IV. The Exhortation Repeated: (7:1)
Having demonstrated the distinction between believers and unbelievers through his rhetorical questions, and having shown that the Old Testament also taught that the people of God are to separate themselves from the evil things that surround them, Paul reiterates his admonition, writing, “Therefore, having these promises, beloved, let us cleanse ourselves from all filthiness of the flesh and spirit, perfecting holiness in the fear of God.” “These promises” of course refers to Scriptural citations of the previous verses. Therefore, holiness of mind and heart is motivated by recognizing that it enhances our relationship with God. Paul writes that the believer is to cleanse himself/herself from all “filthiness”. The word Paul uses refers to ceremonial uncleanness that would defile something so it could not be used in worship, or would defile the worshipper so that he or she could not approach God. The filthiness that Paul has in mind (in light of the context of both Corinthian letters) are the false ideas, values, and practices of paganism & idolatry. Paul was exhorting these believers to remove these things from their lives so that their worship of God would not be hindered. In the modern world, most Christians do not come out of a life of idolatry; but everyone comes out of a culture of false beliefs and values. We must remove these things from our hearts and minds as we would scrub away literal filth off of our bodies. Clearly, since we are told to do this (rather than saying it is a truism about us which we must believe), we are responsible to make the choice and the effort for this to be realized in our lives.
Paul says that we are to get rid of the filthiness that is related to our “flesh and spirit”. These words are used to speak about the entire self; everything about us must be cleansed of the evil influences that have made their marks upon our souls.
This cleansing involves “perfecting holiness”. The word “perfecting” means to bring something to its intended conclusion, to finish. The believer therefore is to focus his/her life on pursuing the goal of perfect holiness. We will not fully finish this pursuit; but the goal is to get ever closer to that ideal throughout our lives.
The believer engages in the pursuit of holiness “in the fear of God”. The fear of God relates primarily to judgment; and thus, the believer is motivated to pursue holiness from conversion onward in order to avoid judgment.
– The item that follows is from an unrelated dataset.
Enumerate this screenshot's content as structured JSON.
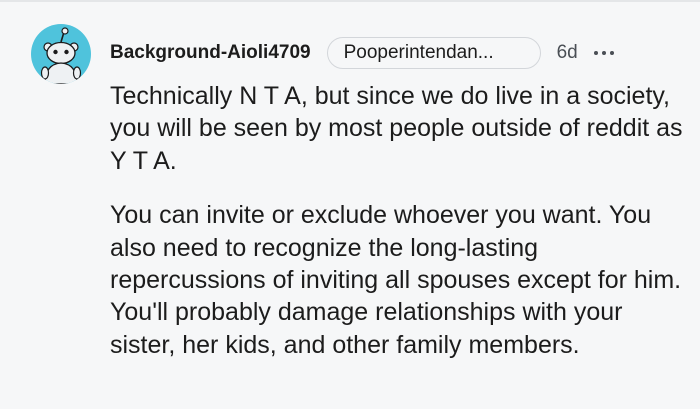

As always, the idea is not that one might lose their salvation if they do not try hard enough; rather that the failure to pursue holiness suggests that one was never saved. It should be kept in mind that the reprobate is defined as those who have no fear of God (Ps.36:1; Rom.3:18).
The author of the epistle to the Hebrews noted that without holiness no one will see the Lord (Heb.12:14); in other words, no one is saved who is not holy. God requires His people to possess holiness as a condition for having a relationship with Him; because it is holiness that will make us compatible with Him. The fact that we are saved by grace does not change that God requires holiness in those who are saved; it merely explains how that holiness is achieved. In one sense it is accomplished at conversion where we are credited with the righteousness/holiness of Christ (II Cor.5:21). But it is also produced in our lives by His grace as an expression of our transformed hearts (Phil.1:6). A Christian pursues holiness because it is a family trait (I John 3:9-10).
Paul stresses in this passage that pursuing holiness is not simply transforming our behavior, it is a matter of transforming our hearts by the renewing of our minds (Prov.4:23; Lk.6:45; Rom.12:1-2). We will only grow in holiness if our hearts and minds are holy. Therefore an active pursuit of holiness in mind and heart is a key element of a Christian’s life and walk.
In the Bonds of Christ,
Pastor Michael Huard